Losses on both sides continued to mount in the trench warfare along an extended front in southern and eastern Ukraine.
The Associated Press reported that Ukraine‘s military might pull troops back from the key stronghold of Bakhmut. An adviser to Ukraine‘s president said Wednesday in remarks that suggested Russia could soon take the city that has become a resistance symbol.
Kremlin forces have waged a monthslong offensive to take Bakhmut, a relatively obscure city in eastern Ukraine.
“Our military is obviously going to weigh all of the options,” Alexander Rodnyansky, an economic adviser to Ukrainian President Volodymyr Zelenskyy, told CNN in an interview. “We’re not going to sacrifice all of our people just for nothing.”
Analysts say the fall of Bakhmut would be a blow for Ukraine and offer tactical advantages to Russia, but would not prove decisive. Mr. Zelenskyy this week said one of his generals told him that Russia lost about 800 soldiers in one assault on a single day.
“Russia does not count people at all, sending them to constantly storm our positions. The intensity of the fighting is only increasing,” Mr. Zelenskyy said.
The CSIS report tracked the damage done to Russian forces in the year since President Vladimir Putin ordered the invasion. Prior to the invasion in February 2022, Russia had a military that was 5 times the size of Ukraine, its defense budget was 11 times larger, and its economy was 8 times the size of Ukraine’s.
Yet, with its smaller and less equipped military, Ukraine was able to beat back Mr. Putin’s armored blitzkrieg before launching a series of counterattacks that pushed back Russian troops.
The CSIS analysts gave much of the credit for Ukraine’s successes on the battlefield to its culture of military innovations, such as the use of unmanned aircraft systems — drones — in combined operations.
“Many of Ukraine’s innovations have come from the bottom up, thanks to a military environment that encourages and enables junior officers to seek innovation,” according to the report.
The Russians have usually sent three waves of troops against entrenched Ukrainian defenders. The first wave is usually green conscripts and fighters from private military organizations like the Wagner Group whose casualty rates are often high. Next comes a second line of replacements and only then, a third line of what the CSIS analysts characterized as “relatively competent Russian forces.”
“Russia is accepting enormous casualties in return for only a small amount of territory,” according to the report. “Despite intense fighting throughout the winter, Russia has only captured approximately 400 square miles of Ukrainian territory across the entire eastern front since September 2022.

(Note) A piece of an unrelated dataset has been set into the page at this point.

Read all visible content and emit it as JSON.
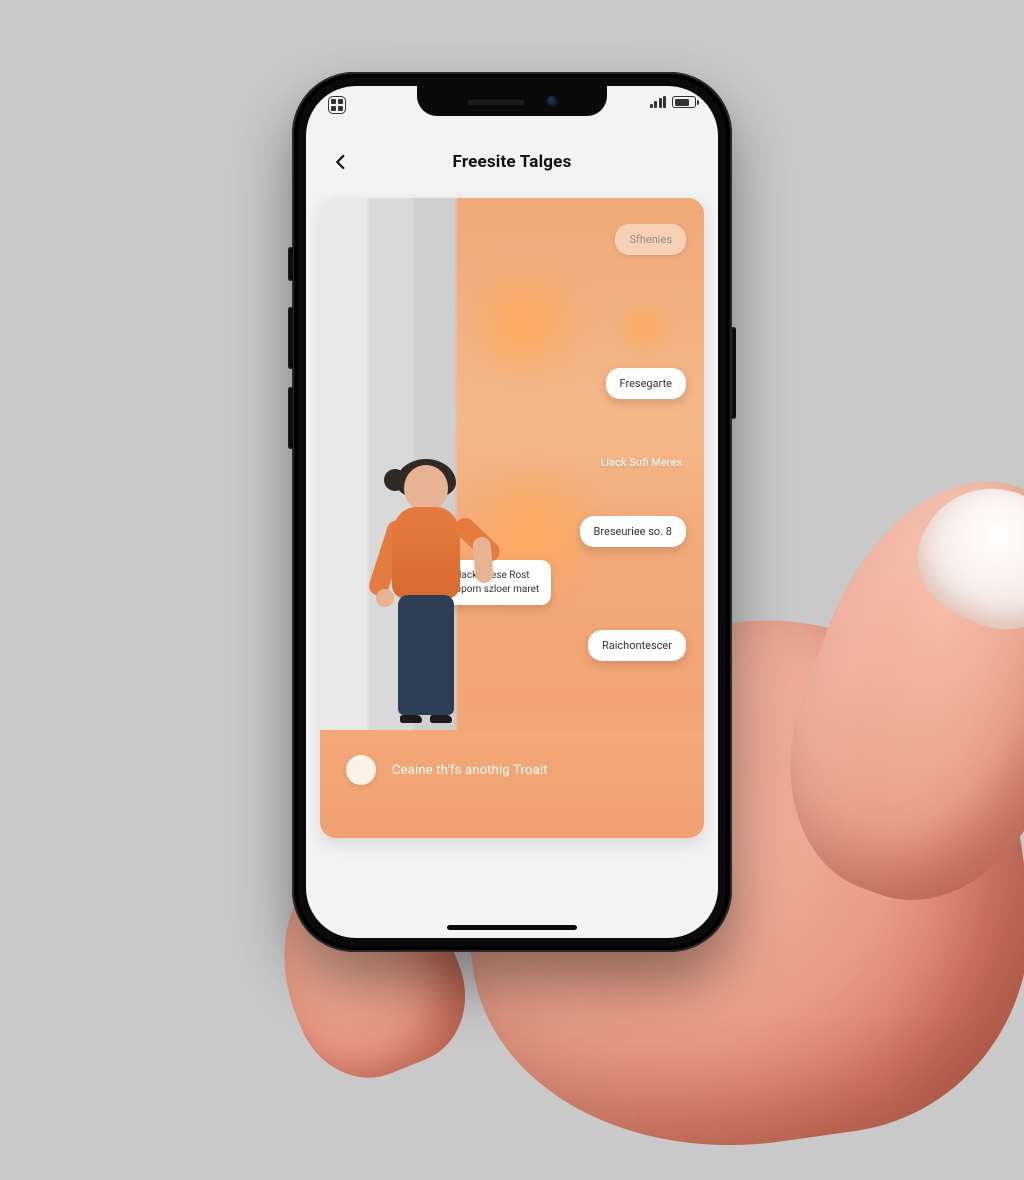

Separately, Mykhailo Podolyak, a Zelenskyy adviser, denied on Wednesday that Ukraine had used drones to attack Russian territory following official Russian statements that Ukraine had targeted Russian infrastructure, the AP reported. Insisting it is fighting a defensive war, Kyiv has long been coy about its possible attacks inside Russian territory.
“Ukraine does not strike on the territory of the Russian Federation,” Mr. Podolyak tweeted, suggesting the targeting of Russian infrastructure was the result of “internal attacks.”
• This article was based in part on wire service reports.